Harvey was slammed for nine runs (six earned) in 2 2/3 innings in his most recent start against the Nationals last Thursday. He failed to finish the sixth inning in six of nine starts.

Things didn’t get any better for Harvey against the Nationals on Tuesday. He yielded five runs on eight hits — including three home runs — with two walks and a strikeout in five innings. Ryan Zimmerman, Anthony Rendon, and former teammate Daniel Murphy each clubbed homers against him. Meanwhile, Stephen Strasburg continued to dominate.

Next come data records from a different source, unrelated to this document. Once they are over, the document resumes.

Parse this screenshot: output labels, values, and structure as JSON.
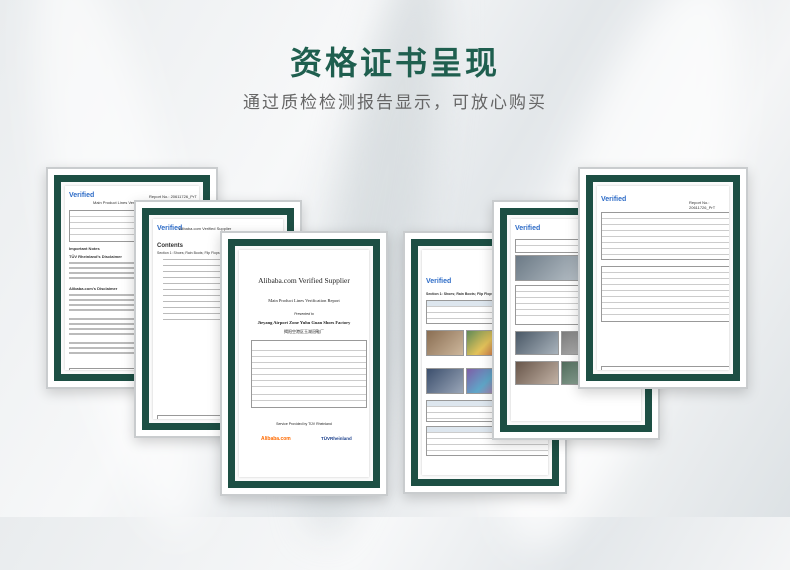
{
  "header": {
    "title": "资格证书呈现",
    "subtitle": "通过质检检测报告显示，可放心购买"
  },
  "documents": {
    "brand_mark": "Verified",
    "cert_title": "Alibaba.com Verified Supplier",
    "cert_subtitle": "Main Product Lines Verification Report",
    "presented_to": "Presented to",
    "company_en": "Jieyang Airport Zone Yuhu Guan Shoes Factory",
    "company_cn": "揭阳空港区玉湖冠鞋厂",
    "service_note": "Service Provided by TÜV Rheinland",
    "report_no": "Report No.: 20611726_PrT",
    "alibaba_logo": "Alibaba.com",
    "tuv_logo": "TÜVRheinland",
    "contents_heading": "Contents",
    "section_heading": "Section 1: Shoes; Rain Boots; Flip Flops; Sandals",
    "left_heading": "TÜV Rheinland's Disclaimer",
    "product_lines_header": "Main Product Lines Verification",
    "report_no_short": "Report No.: 20611726_PrT",
    "notes_heading": "Important Notes",
    "disclaimer_2": "Alibaba.com's Disclaimer"
  }
}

One wonders, if there isn’t anything physically wrong with Harvey — and there’s reason to suspect there might be, particularly due to a decline across the board in velocity — the Mets might just put him on the disabled list to give him a couple of weeks to clear his head. Harvey was booed by the home crowd last week, and failing to live up to expectations in New York can put a lot of pressure on a person.